'Turn of Mind': Alice LaPlante's novel of friendship, memory and murder
Alice LaPlante's debut novel "Turn of Mind" features a hand surgeon with Alzheimer's who may or may not be complicit in her best friend's death. LaPlante will read July 19 at Seattle's Elliott Bay Book Co.
Special to The Seattle Times
Alice LaPlanteThe author of "Turn of Mind" will read at 7 p.m. July 19 at Seattle's Elliott Bay Book Co.; free (206-624-6600 or www.elliottbaybook.com). She will read at 7 p.m. July 20 at Third Place Books in Lake Forest Park; free (206-366-3333 or www.thirdplacebooks.com).
'Turn of Mind'
by Alice LaPlante
Atlantic Monthly Press, 304 pp., $24
In her debut novel "Turn of Mind," Alice LaPlante trods the well-worn path of employing a mentally deranged or disabled narrator who's implicated in a murder.
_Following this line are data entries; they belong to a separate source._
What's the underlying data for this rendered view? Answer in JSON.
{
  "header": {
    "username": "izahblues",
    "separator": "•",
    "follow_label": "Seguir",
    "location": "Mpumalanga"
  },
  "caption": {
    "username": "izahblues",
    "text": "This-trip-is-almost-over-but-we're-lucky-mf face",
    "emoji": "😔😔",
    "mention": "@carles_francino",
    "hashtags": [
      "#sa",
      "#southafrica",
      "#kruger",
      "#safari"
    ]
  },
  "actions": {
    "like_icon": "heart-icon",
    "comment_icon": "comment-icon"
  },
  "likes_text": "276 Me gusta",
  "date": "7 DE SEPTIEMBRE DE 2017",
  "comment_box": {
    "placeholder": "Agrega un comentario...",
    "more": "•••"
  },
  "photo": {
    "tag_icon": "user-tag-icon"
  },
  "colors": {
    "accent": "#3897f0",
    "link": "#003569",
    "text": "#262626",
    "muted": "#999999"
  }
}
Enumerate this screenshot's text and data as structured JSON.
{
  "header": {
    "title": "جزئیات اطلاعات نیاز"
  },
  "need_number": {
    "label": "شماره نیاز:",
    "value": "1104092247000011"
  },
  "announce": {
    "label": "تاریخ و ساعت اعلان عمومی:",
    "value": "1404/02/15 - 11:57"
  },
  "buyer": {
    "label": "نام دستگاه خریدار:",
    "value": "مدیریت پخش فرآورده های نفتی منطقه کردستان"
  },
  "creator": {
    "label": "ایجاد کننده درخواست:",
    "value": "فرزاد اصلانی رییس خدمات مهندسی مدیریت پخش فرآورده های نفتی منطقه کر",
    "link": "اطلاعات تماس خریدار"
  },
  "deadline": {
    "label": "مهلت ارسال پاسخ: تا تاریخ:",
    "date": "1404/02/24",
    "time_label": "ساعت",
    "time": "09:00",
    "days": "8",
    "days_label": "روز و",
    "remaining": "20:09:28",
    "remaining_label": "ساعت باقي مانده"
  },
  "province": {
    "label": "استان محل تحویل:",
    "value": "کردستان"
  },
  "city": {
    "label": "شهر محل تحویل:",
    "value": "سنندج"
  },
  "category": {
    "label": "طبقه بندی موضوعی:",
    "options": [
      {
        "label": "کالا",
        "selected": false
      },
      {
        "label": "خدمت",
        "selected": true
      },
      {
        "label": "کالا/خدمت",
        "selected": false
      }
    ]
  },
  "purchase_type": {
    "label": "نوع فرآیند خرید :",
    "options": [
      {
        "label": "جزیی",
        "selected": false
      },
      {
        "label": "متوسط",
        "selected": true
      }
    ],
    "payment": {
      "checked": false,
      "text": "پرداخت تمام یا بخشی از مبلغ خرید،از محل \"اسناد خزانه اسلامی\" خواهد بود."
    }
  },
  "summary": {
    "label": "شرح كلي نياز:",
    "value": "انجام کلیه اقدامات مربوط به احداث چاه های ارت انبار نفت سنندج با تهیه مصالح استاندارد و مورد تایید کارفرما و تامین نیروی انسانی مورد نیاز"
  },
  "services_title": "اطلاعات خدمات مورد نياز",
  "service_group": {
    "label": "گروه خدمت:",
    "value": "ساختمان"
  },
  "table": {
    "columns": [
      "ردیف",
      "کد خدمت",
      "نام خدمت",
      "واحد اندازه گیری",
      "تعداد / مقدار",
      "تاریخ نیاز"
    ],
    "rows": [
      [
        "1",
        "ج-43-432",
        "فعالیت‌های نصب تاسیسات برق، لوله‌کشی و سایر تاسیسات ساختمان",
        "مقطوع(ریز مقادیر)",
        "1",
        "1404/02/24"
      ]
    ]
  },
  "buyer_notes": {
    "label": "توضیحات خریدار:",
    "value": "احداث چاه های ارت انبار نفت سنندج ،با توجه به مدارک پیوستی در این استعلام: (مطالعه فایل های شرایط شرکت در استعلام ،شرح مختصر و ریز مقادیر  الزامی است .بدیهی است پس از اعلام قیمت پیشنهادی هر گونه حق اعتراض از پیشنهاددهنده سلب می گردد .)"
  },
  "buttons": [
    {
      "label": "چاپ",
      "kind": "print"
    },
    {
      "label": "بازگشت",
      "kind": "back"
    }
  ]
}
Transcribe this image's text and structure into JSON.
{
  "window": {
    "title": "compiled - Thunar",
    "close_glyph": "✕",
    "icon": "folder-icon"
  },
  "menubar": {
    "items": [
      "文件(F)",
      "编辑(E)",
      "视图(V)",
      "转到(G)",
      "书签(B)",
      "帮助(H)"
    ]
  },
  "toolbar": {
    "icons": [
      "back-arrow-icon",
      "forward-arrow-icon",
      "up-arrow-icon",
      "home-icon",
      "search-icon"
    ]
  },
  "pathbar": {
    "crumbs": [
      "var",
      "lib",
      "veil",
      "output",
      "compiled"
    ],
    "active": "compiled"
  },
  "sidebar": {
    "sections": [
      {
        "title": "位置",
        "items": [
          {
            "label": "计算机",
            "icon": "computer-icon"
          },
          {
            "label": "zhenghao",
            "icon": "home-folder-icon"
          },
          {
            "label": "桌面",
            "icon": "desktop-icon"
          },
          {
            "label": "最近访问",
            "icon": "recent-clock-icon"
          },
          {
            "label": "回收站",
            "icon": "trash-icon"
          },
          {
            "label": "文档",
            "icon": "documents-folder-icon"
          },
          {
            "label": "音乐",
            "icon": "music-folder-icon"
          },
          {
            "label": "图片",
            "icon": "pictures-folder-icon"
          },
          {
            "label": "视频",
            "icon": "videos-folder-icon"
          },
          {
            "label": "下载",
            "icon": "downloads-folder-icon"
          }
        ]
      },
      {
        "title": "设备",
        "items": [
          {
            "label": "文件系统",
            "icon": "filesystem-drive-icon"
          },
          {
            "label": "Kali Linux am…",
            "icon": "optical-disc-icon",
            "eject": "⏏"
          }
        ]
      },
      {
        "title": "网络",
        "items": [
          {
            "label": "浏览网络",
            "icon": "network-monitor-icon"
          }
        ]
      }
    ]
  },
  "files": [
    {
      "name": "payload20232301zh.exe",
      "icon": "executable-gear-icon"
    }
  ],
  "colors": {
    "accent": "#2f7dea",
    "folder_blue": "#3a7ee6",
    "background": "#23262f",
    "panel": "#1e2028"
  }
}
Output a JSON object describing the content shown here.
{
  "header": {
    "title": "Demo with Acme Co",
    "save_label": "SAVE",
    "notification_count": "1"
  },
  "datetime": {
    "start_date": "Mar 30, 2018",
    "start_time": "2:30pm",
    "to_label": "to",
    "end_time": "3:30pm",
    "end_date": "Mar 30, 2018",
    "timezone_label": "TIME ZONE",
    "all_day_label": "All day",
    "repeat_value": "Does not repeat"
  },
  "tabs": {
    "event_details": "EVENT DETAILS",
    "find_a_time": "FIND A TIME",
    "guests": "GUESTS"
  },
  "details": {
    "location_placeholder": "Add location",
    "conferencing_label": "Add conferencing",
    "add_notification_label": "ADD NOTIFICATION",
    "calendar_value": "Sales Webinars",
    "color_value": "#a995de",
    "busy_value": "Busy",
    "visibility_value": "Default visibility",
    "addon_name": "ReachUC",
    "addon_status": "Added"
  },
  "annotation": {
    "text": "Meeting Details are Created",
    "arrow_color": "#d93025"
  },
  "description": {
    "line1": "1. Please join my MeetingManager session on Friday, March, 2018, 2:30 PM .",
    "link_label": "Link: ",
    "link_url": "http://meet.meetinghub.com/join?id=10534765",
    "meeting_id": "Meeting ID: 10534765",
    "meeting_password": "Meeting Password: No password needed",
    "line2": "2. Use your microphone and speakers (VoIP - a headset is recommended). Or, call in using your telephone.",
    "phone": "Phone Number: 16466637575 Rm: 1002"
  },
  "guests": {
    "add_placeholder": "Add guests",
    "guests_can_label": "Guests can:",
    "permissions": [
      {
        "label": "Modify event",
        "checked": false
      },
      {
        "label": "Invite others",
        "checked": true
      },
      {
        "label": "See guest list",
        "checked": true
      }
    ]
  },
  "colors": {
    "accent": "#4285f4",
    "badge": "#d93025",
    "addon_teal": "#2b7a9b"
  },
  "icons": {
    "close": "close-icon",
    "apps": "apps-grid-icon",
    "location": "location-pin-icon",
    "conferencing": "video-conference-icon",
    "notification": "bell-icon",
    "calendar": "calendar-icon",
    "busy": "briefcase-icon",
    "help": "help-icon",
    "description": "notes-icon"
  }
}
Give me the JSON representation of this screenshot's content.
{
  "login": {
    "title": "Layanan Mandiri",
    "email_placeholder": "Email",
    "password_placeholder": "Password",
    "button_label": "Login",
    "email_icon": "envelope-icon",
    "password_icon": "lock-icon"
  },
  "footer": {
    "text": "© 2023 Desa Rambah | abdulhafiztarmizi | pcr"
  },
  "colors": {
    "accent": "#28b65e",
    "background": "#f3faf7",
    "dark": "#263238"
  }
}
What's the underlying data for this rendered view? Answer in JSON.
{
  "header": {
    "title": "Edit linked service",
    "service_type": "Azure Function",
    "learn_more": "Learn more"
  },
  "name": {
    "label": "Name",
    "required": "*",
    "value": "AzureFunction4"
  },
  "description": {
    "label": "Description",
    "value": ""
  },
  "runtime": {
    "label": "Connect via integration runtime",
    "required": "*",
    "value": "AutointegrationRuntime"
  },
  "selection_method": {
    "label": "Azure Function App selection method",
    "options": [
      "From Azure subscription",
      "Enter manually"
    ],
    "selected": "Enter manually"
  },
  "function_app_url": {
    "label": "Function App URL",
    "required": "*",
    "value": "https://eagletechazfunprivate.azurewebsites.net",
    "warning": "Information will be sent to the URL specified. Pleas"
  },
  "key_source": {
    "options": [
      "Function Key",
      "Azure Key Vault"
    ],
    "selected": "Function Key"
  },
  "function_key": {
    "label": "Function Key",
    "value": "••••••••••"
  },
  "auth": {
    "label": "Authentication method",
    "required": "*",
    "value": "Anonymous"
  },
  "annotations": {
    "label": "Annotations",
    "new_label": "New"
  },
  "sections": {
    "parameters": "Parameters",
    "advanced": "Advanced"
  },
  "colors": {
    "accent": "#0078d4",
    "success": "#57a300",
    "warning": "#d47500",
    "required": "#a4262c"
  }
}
Inhabiting the limited minds of such storytellers is a tool used by writers from Dostoevsky to Mark Haddon ("The Curious Incident of the Dog in the Night-time"). For us, the supposedly normal, seeing the truth through the scrim of an unreliable perspective makes the story more layered and, paradoxically, its meaning clearer.
"Turn of Mind" has its own contemporary twist on this device. The narrator, Dr. Jennifer White, was not only the victim's best friend but is also the prime suspect in the killing. From the get-go, it's clear the 65-year-old Chicago hand surgeon, now retired, either killed her neighbor and confidante Amanda O'Toole, or someone else made it look as if she did. Four of Amanda's fingers were surgically removed as part of the slaying.
Jennifer might confess if she could. But because she has Alzheimer's, she can't remember if she did it.
So how does LaPlante, who teaches writing at Stanford and San Francisco State, pull a story out of someone with no memory? In a word: deftly. She employs a journal in which both the doctor and those around her record their interactions and recollections. She lets the story fall on the page in fragments — of conversations, memories, dialogue — that reflect Jennifer's state of mind.
The picture that emerges shows a woman who was smart, brusque and daunting — almost a caricature of the egocentric surgeon — in her day. She kept her marriage together even though her husband, now dead, was dishonest and unfaithful. Although her two adult children are bright and well-educated, Mark is a substance abuser, and Fiona a self-confessed "total freak with mother issues."
The victim, Amanda, was another high achiever, with a cruel streak. She competed for Fiona's affections and exposed Jennifer's own infidelity. But she also rescued her friend after she fell into a deep depression over the state of her marriage.
Their long and complicated relationship shades the detective's question when she asks Jennifer why someone would have cut off the victim's fingers.
"I'm not a psychiatrist," Jennifer replies crisply, then speculates: "A hand without fingers can't easily grasp, can't easily hold on to things. It could be a message for someone perceived as greedy, mercenary. Or someone who won't let go emotionally."
This response is one of many indicators that LaPlante has intentions other than creating a clever whodunit. "Turn of Mind" probes a range of topics, not thoroughly but with insight. Among them are the dynamics between two strong-willed friends, marital dysfunction, parent-child relations, and the vulnerability of a person adrift in the murky sea of dementia.
On this last score, the writer has done yeoman's work, using small acts to signify the larger changes in Jennifer's personality. Sometimes, she is out of control. Other times, she is childlike. When her caregiver insists Jennifer has no access to sharp objects, the doctor gleefully retrieves a scalpel handle and blades from the stash she keeps hidden in the piano. This lack of guile also suggests the loss of her reasoning power and, perhaps, the moral compass that would have prevented her from doing violence.
If this portrait is correct — and it seems consistent with my own experience — Jennifer is a sad but true reflection of a disease that ebbs and flows unmercifully. One minute she stares in wonder at a commonplace item like a toothbrush, the next she reacts with almost animal cunning, and the next — almost miraculously — she displays the most salient facets of her former self. The novel's ending alone will show what a long and winding road it is from confused to comatose.
Ellen Emry Heltzel is a Portland writer and co-author of "Between the Covers: The Book Babes' Guide to a Woman's Reading Pleasures."
Trending on seattletimes.com
Most viewed photo galleries
The Morning Memo
The Morning Memo jump starts your day with weather, traffic and news
Autos news and research
Sign up for our newsletter
Get creative suggestions for making your house a home weekly in your inbox!